It also boosted funds available for unaccompanied minors by 20 million euros and approved a draft law that would allow refugees longer residence permits in Italy.

The death toll from Thursday's tragedy is now at 302 people -- 210 men, 83 women and nine children.

Dozens more are missing as the boat had an estimated 500 people on board and only 155 survivors were saved.

There was anger on the island, which has been hit by Italy's severe economic crisis and where residents complain they are being left alone to cope with a growing influx of refugees.

"Shame on you!", "Killers!" shouted a small group protesting at the airport as Barroso arrived.

"This is a message for the politicians to stop these tragedies at sea happening again," one man, a local fisherman, told AFP as the sirens on fishing boats were sounded in a gesture of protest.

He added: "We've been living with this for 20 years. We've had enough of death! These deaths are on the conscience of Italian and EU politicians."

In the early hours of Thursday, a 20-metre (66-foot) fishing boat crossing the Mediterranean from Libya with Eritrean and Somali refugees caught fire, capsized and sank within sight of the island.

'Unacceptable' conditions at refugee centre

Some of the survivors said that the fire started when the Tunisian captain, who is now under arrest, set light to a T-shirt to attract coastguards after the boat began taking on water.

Terrified passengers -- many of whom could not swim -- were forced to throw themselves into the dark pre-dawn waters, which were thick with the fuel oil that had spilled out from the vessel.

Divers were still on Wednesday recovering corpses inside the wreckage at a depth of some 50 metres (165 feet) and bringing them to shore in black body bags.

The disaster has shown up the European Union's flawed asylum policy, which has been criticised for forcing refugees to resort to desperate measures to reach Europe.

The European Commission has urged EU states to pledge planes, ships and funds for the budget-cut Frontex border guard service to mount "a big search and rescue" effort across the Mediterranean.

The EU's Home Affairs Commissioner Cecilia Malmstroem, who was visiting with Barroso and Letta, also said rules on asylum could be reformed to make these perilous journeys less likely.

"We do need to open ways for more regular migration," she said, giving as an example the possibility of "humanitarian visas" and requesting asylum outside European Union territory.

"We need to change our policy on immigration. This restrictive approach has shown its limits," she said.

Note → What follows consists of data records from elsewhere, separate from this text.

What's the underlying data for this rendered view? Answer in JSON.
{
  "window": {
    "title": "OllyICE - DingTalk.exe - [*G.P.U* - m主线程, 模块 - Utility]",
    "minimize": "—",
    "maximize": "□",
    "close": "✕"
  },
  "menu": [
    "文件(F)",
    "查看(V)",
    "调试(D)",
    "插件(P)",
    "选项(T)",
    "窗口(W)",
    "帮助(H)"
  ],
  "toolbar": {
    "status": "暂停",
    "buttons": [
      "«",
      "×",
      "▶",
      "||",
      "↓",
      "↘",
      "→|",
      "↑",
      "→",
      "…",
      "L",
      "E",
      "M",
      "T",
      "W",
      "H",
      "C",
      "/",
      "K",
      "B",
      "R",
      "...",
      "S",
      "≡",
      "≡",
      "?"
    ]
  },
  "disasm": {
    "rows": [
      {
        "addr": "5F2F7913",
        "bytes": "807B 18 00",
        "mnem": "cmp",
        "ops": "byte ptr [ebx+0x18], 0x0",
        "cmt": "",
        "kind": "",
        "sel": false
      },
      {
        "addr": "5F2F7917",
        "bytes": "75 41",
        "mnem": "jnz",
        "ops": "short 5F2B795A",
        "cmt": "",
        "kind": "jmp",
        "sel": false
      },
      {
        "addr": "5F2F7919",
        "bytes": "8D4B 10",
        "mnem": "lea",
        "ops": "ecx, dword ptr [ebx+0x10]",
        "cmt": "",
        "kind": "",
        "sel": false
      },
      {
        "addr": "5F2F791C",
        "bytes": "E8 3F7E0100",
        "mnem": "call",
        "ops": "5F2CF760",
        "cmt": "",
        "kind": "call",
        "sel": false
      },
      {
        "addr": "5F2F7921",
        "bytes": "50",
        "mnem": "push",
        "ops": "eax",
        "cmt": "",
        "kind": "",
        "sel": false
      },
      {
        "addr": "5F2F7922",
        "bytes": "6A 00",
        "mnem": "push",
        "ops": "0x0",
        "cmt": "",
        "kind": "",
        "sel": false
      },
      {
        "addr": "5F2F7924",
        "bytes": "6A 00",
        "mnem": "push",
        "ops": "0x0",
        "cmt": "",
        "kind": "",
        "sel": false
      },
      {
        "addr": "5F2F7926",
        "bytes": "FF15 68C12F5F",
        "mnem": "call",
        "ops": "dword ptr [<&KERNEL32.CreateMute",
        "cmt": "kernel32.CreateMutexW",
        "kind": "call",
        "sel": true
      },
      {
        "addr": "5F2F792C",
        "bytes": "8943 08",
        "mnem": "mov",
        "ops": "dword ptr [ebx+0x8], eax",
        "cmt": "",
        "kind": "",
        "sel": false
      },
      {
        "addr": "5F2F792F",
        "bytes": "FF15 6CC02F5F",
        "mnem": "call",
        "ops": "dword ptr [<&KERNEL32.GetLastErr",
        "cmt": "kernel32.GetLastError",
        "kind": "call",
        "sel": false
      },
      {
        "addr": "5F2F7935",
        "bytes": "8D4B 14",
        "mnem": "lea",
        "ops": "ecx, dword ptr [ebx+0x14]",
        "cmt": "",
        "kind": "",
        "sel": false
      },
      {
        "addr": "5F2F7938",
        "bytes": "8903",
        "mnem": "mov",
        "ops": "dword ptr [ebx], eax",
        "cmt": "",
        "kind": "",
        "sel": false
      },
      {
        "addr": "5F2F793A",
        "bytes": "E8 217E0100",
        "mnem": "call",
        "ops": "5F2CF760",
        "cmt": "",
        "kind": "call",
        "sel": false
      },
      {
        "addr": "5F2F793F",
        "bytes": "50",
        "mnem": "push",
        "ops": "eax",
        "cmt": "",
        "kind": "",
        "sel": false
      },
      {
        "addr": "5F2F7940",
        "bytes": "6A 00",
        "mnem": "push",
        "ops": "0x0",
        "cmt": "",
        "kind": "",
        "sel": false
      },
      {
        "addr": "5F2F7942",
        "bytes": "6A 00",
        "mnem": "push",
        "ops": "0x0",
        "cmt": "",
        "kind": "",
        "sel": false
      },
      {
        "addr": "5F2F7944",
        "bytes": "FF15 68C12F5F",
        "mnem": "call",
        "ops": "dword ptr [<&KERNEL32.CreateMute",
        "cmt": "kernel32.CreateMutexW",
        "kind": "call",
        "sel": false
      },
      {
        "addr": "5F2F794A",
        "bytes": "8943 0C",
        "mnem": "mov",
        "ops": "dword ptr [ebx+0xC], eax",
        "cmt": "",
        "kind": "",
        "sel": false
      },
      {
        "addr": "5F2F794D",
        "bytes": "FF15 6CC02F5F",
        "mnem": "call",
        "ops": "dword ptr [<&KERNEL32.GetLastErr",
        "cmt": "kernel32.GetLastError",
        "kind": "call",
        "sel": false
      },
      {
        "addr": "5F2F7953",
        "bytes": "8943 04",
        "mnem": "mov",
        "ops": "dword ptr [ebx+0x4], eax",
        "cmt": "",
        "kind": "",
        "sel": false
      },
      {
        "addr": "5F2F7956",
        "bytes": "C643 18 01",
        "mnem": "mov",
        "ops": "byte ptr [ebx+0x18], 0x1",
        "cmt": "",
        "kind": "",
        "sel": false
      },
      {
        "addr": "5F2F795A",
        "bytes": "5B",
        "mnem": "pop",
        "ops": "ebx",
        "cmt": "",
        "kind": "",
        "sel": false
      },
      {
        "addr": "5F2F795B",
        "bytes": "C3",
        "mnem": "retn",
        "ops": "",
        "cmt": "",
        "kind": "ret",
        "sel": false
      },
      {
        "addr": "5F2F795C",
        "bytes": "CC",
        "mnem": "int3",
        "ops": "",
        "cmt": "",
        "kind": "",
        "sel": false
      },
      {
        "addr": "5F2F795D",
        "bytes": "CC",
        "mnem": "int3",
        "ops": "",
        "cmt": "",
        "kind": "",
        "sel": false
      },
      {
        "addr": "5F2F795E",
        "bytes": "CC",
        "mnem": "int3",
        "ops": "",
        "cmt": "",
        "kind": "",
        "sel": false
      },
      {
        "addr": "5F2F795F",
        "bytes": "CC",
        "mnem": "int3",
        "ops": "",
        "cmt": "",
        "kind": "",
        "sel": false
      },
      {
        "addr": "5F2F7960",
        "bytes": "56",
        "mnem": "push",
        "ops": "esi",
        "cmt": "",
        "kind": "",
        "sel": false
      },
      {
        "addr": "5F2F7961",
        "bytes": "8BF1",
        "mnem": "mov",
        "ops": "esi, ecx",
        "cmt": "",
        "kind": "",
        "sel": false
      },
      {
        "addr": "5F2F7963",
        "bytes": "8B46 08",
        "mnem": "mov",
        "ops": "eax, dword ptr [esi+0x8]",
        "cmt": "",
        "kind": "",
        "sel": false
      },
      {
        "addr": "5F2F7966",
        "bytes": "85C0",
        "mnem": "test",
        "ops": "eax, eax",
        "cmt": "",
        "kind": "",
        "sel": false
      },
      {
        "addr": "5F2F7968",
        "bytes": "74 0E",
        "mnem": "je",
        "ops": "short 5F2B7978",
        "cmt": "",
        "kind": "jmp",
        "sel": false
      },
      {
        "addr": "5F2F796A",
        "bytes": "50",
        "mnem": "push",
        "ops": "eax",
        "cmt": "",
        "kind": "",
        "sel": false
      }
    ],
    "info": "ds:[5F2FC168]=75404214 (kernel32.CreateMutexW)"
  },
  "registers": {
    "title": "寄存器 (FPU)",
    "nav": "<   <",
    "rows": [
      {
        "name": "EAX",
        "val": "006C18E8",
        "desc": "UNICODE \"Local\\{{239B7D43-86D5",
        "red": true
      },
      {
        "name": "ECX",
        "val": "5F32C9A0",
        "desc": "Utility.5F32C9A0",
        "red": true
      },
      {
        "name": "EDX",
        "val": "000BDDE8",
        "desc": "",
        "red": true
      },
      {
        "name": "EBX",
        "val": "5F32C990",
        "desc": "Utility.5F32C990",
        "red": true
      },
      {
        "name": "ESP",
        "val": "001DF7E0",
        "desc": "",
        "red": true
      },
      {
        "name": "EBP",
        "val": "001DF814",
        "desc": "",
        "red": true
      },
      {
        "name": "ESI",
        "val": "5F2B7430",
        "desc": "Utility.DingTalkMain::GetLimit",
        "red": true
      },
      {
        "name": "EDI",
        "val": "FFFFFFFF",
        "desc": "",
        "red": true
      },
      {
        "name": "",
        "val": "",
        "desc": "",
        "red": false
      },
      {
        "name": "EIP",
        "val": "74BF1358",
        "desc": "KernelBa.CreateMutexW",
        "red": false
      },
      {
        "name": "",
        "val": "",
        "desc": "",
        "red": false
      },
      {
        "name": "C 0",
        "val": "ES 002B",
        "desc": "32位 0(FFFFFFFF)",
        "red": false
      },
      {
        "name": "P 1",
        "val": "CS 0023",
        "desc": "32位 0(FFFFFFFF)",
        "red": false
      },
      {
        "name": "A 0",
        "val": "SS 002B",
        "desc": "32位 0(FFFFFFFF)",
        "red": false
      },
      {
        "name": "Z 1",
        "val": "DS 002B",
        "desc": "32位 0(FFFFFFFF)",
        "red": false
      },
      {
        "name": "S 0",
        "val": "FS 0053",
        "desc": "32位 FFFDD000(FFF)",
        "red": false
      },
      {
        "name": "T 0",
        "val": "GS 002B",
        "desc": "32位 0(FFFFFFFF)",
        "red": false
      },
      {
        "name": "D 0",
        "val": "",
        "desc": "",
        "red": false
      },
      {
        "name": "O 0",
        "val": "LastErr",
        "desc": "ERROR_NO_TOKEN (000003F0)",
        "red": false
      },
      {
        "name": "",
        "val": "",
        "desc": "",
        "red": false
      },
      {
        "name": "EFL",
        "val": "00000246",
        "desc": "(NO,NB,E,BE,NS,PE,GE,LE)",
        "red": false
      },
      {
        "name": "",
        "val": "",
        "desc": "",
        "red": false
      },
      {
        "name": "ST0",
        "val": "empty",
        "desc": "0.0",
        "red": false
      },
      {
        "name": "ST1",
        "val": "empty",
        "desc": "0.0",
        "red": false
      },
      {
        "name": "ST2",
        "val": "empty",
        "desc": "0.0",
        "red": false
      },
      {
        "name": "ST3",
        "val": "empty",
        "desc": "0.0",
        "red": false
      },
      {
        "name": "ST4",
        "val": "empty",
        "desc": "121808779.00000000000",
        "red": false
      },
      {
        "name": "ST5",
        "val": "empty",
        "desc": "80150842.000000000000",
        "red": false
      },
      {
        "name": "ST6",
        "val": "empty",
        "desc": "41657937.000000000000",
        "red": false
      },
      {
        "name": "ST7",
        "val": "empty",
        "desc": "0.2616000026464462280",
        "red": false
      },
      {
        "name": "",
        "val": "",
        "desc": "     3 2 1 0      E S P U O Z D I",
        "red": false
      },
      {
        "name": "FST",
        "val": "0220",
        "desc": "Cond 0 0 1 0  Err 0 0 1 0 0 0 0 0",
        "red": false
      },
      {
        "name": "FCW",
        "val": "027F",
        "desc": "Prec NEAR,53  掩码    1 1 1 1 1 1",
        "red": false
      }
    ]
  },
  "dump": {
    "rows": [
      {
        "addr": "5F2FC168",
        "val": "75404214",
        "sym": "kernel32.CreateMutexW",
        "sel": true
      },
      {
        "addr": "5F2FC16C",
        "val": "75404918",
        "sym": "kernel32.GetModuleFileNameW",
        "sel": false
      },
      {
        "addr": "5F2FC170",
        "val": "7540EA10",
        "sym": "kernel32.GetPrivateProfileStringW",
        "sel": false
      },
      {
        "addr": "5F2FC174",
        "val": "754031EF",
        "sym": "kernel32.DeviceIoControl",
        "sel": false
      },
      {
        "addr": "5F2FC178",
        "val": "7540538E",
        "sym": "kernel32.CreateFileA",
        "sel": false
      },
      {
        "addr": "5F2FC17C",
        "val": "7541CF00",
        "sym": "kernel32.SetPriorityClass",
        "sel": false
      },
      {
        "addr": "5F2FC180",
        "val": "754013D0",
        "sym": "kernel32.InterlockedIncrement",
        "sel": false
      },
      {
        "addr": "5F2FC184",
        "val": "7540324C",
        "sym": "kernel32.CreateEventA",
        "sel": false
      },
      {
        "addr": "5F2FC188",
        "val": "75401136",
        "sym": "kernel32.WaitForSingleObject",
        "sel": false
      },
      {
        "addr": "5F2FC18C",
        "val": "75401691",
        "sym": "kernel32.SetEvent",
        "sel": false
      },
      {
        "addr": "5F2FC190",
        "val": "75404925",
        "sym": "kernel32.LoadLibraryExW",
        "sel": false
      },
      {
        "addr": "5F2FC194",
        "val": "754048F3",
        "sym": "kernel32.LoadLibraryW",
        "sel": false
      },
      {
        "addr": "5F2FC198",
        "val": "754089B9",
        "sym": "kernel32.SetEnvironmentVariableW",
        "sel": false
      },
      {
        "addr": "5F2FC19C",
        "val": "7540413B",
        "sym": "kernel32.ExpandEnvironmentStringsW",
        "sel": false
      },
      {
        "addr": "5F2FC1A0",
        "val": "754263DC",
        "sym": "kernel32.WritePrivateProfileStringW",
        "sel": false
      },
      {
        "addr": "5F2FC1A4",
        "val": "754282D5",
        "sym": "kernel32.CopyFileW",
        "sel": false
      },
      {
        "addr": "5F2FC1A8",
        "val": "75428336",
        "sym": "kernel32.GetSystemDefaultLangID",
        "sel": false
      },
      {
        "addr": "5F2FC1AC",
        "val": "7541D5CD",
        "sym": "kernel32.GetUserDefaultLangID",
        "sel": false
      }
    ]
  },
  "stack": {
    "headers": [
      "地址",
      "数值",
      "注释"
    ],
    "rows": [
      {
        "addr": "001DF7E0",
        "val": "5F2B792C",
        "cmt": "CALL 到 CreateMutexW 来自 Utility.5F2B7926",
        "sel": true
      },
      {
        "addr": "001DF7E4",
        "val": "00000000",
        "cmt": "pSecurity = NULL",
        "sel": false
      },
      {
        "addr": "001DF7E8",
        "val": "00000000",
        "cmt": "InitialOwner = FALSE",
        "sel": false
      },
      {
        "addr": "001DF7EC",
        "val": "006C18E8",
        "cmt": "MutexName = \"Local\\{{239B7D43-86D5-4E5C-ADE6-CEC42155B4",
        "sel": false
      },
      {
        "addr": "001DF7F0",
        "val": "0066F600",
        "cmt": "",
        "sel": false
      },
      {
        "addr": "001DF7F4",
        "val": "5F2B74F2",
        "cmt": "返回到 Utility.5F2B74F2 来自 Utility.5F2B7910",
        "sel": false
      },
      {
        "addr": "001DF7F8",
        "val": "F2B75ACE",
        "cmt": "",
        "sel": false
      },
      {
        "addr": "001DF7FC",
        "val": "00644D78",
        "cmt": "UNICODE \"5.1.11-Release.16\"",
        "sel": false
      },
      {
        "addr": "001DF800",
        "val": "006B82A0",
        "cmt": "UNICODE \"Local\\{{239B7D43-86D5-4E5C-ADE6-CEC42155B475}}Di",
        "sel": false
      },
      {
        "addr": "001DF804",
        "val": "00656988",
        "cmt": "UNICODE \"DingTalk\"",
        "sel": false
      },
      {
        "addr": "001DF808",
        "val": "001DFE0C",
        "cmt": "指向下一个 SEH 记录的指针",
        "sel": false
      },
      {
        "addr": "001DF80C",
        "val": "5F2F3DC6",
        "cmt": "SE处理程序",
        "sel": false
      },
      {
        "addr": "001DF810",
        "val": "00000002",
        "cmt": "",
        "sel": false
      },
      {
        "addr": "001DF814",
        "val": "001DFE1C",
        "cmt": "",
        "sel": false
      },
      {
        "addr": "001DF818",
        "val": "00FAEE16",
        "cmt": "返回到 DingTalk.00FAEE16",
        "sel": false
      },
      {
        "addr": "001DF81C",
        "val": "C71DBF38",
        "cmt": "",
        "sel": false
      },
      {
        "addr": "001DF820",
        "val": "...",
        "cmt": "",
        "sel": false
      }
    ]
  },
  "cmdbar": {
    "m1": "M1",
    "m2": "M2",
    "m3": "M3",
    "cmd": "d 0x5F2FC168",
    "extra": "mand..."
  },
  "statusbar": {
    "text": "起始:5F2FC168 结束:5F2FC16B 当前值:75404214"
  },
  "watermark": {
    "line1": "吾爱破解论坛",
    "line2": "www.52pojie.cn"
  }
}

Some 30,000 migrants have landed in Italy this year -- four times more than in 2012 -- many of them are fleeing dictatorship in Eritrea.

Speaking in Geneva on Wednesday, exiled campaigner Tsedal Yohannes said the tragedy off Lampedusa was a result of human rights abuses in Eritrea.

"I appeal to the international community to find a way of putting pressure in order to improve human rights in Eritrea," she said, calling for tough financial sanctions against the country's elite.

"I believe Lampedusa will be a turning point."

About the author

Writer: AFP
Position: News agency